▶ Exercise details:
Write out all the entries word for word, but skip any images.

▶ Dataset records:
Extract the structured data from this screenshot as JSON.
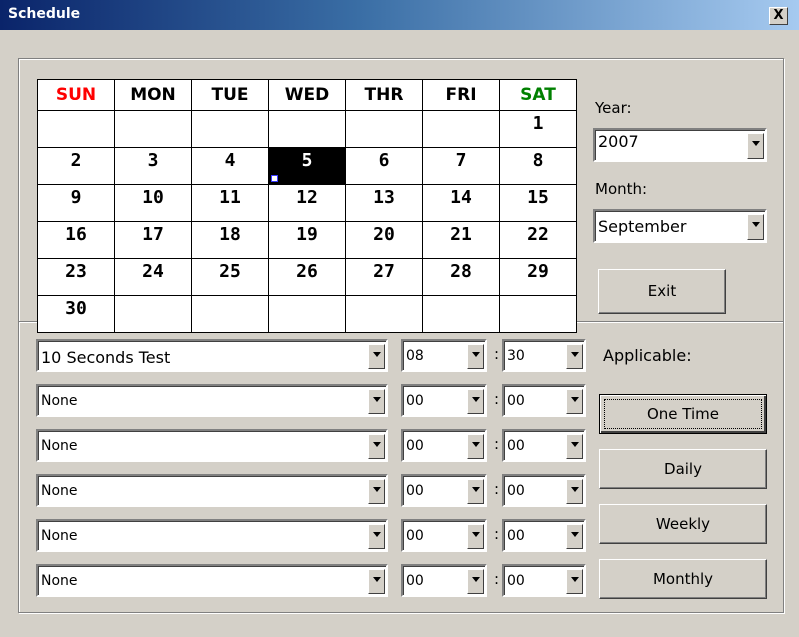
{
  "window": {
    "title": "Schedule",
    "close_label": "X"
  },
  "calendar": {
    "days": [
      {
        "label": "SUN",
        "color": "#ff0000"
      },
      {
        "label": "MON",
        "color": "#000000"
      },
      {
        "label": "TUE",
        "color": "#000000"
      },
      {
        "label": "WED",
        "color": "#000000"
      },
      {
        "label": "THR",
        "color": "#000000"
      },
      {
        "label": "FRI",
        "color": "#000000"
      },
      {
        "label": "SAT",
        "color": "#008000"
      }
    ],
    "weeks": [
      [
        "",
        "",
        "",
        "",
        "",
        "",
        "1"
      ],
      [
        "2",
        "3",
        "4",
        "5",
        "6",
        "7",
        "8"
      ],
      [
        "9",
        "10",
        "11",
        "12",
        "13",
        "14",
        "15"
      ],
      [
        "16",
        "17",
        "18",
        "19",
        "20",
        "21",
        "22"
      ],
      [
        "23",
        "24",
        "25",
        "26",
        "27",
        "28",
        "29"
      ],
      [
        "30",
        "",
        "",
        "",
        "",
        "",
        ""
      ]
    ],
    "selected_day": "5"
  },
  "year": {
    "label": "Year:",
    "value": "2007"
  },
  "month": {
    "label": "Month:",
    "value": "September"
  },
  "exit_button": "Exit",
  "schedules": [
    {
      "task": "10 Seconds Test",
      "hour": "08",
      "minute": "30"
    },
    {
      "task": "None",
      "hour": "00",
      "minute": "00"
    },
    {
      "task": "None",
      "hour": "00",
      "minute": "00"
    },
    {
      "task": "None",
      "hour": "00",
      "minute": "00"
    },
    {
      "task": "None",
      "hour": "00",
      "minute": "00"
    },
    {
      "task": "None",
      "hour": "00",
      "minute": "00"
    }
  ],
  "time_separator": ":",
  "applicable": {
    "label": "Applicable:",
    "buttons": [
      "One Time",
      "Daily",
      "Weekly",
      "Monthly"
    ]
  }
}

▶ Task output:
Extract the structured data from this screenshot as JSON.
{
  "window": {
    "title": "Schedule",
    "close_label": "X"
  },
  "calendar": {
    "days": [
      {
        "label": "SUN",
        "color": "#ff0000"
      },
      {
        "label": "MON",
        "color": "#000000"
      },
      {
        "label": "TUE",
        "color": "#000000"
      },
      {
        "label": "WED",
        "color": "#000000"
      },
      {
        "label": "THR",
        "color": "#000000"
      },
      {
        "label": "FRI",
        "color": "#000000"
      },
      {
        "label": "SAT",
        "color": "#008000"
      }
    ],
    "weeks": [
      [
        "",
        "",
        "",
        "",
        "",
        "",
        "1"
      ],
      [
        "2",
        "3",
        "4",
        "5",
        "6",
        "7",
        "8"
      ],
      [
        "9",
        "10",
        "11",
        "12",
        "13",
        "14",
        "15"
      ],
      [
        "16",
        "17",
        "18",
        "19",
        "20",
        "21",
        "22"
      ],
      [
        "23",
        "24",
        "25",
        "26",
        "27",
        "28",
        "29"
      ],
      [
        "30",
        "",
        "",
        "",
        "",
        "",
        ""
      ]
    ],
    "selected_day": "5"
  },
  "year": {
    "label": "Year:",
    "value": "2007"
  },
  "month": {
    "label": "Month:",
    "value": "September"
  },
  "exit_button": "Exit",
  "schedules": [
    {
      "task": "10 Seconds Test",
      "hour": "08",
      "minute": "30"
    },
    {
      "task": "None",
      "hour": "00",
      "minute": "00"
    },
    {
      "task": "None",
      "hour": "00",
      "minute": "00"
    },
    {
      "task": "None",
      "hour": "00",
      "minute": "00"
    },
    {
      "task": "None",
      "hour": "00",
      "minute": "00"
    },
    {
      "task": "None",
      "hour": "00",
      "minute": "00"
    }
  ],
  "time_separator": ":",
  "applicable": {
    "label": "Applicable:",
    "buttons": [
      "One Time",
      "Daily",
      "Weekly",
      "Monthly"
    ]
  }
}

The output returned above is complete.